Line by line, copy out the data below exactly.

Records from a collection:
################

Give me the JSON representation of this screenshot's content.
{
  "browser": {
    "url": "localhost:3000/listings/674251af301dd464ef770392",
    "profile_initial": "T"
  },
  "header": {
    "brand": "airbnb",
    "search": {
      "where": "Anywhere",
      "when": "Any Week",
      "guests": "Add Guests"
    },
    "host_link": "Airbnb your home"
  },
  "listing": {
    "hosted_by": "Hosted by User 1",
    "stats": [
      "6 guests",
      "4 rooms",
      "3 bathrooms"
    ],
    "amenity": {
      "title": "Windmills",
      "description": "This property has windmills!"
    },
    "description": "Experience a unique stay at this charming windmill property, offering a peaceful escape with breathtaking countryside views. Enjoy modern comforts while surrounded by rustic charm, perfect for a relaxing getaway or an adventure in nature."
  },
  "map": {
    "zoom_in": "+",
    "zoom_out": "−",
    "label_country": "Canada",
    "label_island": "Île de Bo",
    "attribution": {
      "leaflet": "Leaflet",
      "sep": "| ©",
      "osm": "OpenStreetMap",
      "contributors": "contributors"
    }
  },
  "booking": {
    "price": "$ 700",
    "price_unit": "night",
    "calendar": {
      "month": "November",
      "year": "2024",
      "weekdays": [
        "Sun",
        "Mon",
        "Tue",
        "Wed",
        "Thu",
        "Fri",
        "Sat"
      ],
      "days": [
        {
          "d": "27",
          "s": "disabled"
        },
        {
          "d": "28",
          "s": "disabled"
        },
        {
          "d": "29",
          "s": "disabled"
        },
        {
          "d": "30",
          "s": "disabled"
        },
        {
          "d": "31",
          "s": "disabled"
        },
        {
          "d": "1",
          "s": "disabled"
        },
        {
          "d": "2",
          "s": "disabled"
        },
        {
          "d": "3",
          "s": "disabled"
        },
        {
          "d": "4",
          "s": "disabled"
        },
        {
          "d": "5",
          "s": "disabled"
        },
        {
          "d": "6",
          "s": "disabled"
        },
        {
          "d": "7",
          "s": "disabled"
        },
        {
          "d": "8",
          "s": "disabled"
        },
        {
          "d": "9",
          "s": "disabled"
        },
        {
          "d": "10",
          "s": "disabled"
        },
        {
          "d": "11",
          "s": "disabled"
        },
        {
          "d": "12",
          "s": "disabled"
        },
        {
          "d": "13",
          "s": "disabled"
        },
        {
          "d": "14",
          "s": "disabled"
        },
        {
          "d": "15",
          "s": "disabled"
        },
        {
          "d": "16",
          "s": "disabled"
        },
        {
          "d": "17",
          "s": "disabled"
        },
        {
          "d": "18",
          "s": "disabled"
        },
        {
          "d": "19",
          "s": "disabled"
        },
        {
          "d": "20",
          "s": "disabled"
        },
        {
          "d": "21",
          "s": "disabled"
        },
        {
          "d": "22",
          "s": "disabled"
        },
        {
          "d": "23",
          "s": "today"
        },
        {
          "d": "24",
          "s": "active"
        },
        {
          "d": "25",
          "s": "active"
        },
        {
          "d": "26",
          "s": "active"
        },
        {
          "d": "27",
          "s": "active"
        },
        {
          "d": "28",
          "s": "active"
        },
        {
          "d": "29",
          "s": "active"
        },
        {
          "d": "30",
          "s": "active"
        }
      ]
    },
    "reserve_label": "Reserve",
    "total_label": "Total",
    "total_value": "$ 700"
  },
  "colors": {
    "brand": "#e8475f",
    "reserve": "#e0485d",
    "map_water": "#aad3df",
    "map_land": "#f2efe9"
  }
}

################

**Exercise output**
Give me the JSON representation of this screenshot's content.
{
  "browser": {
    "url": "localhost:3000/listings/674251af301dd464ef770392",
    "profile_initial": "T"
  },
  "header": {
    "brand": "airbnb",
    "search": {
      "where": "Anywhere",
      "when": "Any Week",
      "guests": "Add Guests"
    },
    "host_link": "Airbnb your home"
  },
  "listing": {
    "hosted_by": "Hosted by User 1",
    "stats": [
      "6 guests",
      "4 rooms",
      "3 bathrooms"
    ],
    "amenity": {
      "title": "Windmills",
      "description": "This property has windmills!"
    },
    "description": "Experience a unique stay at this charming windmill property, offering a peaceful escape with breathtaking countryside views. Enjoy modern comforts while surrounded by rustic charm, perfect for a relaxing getaway or an adventure in nature."
  },
  "map": {
    "zoom_in": "+",
    "zoom_out": "−",
    "label_country": "Canada",
    "label_island": "Île de Bo",
    "attribution": {
      "leaflet": "Leaflet",
      "sep": "| ©",
      "osm": "OpenStreetMap",
      "contributors": "contributors"
    }
  },
  "booking": {
    "price": "$ 700",
    "price_unit": "night",
    "calendar": {
      "month": "November",
      "year": "2024",
      "weekdays": [
        "Sun",
        "Mon",
        "Tue",
        "Wed",
        "Thu",
        "Fri",
        "Sat"
      ],
      "days": [
        {
          "d": "27",
          "s": "disabled"
        },
        {
          "d": "28",
          "s": "disabled"
        },
        {
          "d": "29",
          "s": "disabled"
        },
        {
          "d": "30",
          "s": "disabled"
        },
        {
          "d": "31",
          "s": "disabled"
        },
        {
          "d": "1",
          "s": "disabled"
        },
        {
          "d": "2",
          "s": "disabled"
        },
        {
          "d": "3",
          "s": "disabled"
        },
        {
          "d": "4",
          "s": "disabled"
        },
        {
          "d": "5",
          "s": "disabled"
        },
        {
          "d": "6",
          "s": "disabled"
        },
        {
          "d": "7",
          "s": "disabled"
        },
        {
          "d": "8",
          "s": "disabled"
        },
        {
          "d": "9",
          "s": "disabled"
        },
        {
          "d": "10",
          "s": "disabled"
        },
        {
          "d": "11",
          "s": "disabled"
        },
        {
          "d": "12",
          "s": "disabled"
        },
        {
          "d": "13",
          "s": "disabled"
        },
        {
          "d": "14",
          "s": "disabled"
        },
        {
          "d": "15",
          "s": "disabled"
        },
        {
          "d": "16",
          "s": "disabled"
        },
        {
          "d": "17",
          "s": "disabled"
        },
        {
          "d": "18",
          "s": "disabled"
        },
        {
          "d": "19",
          "s": "disabled"
        },
        {
          "d": "20",
          "s": "disabled"
        },
        {
          "d": "21",
          "s": "disabled"
        },
        {
          "d": "22",
          "s": "disabled"
        },
        {
          "d": "23",
          "s": "today"
        },
        {
          "d": "24",
          "s": "active"
        },
        {
          "d": "25",
          "s": "active"
        },
        {
          "d": "26",
          "s": "active"
        },
        {
          "d": "27",
          "s": "active"
        },
        {
          "d": "28",
          "s": "active"
        },
        {
          "d": "29",
          "s": "active"
        },
        {
          "d": "30",
          "s": "active"
        }
      ]
    },
    "reserve_label": "Reserve",
    "total_label": "Total",
    "total_value": "$ 700"
  },
  "colors": {
    "brand": "#e8475f",
    "reserve": "#e0485d",
    "map_water": "#aad3df",
    "map_land": "#f2efe9"
  }
}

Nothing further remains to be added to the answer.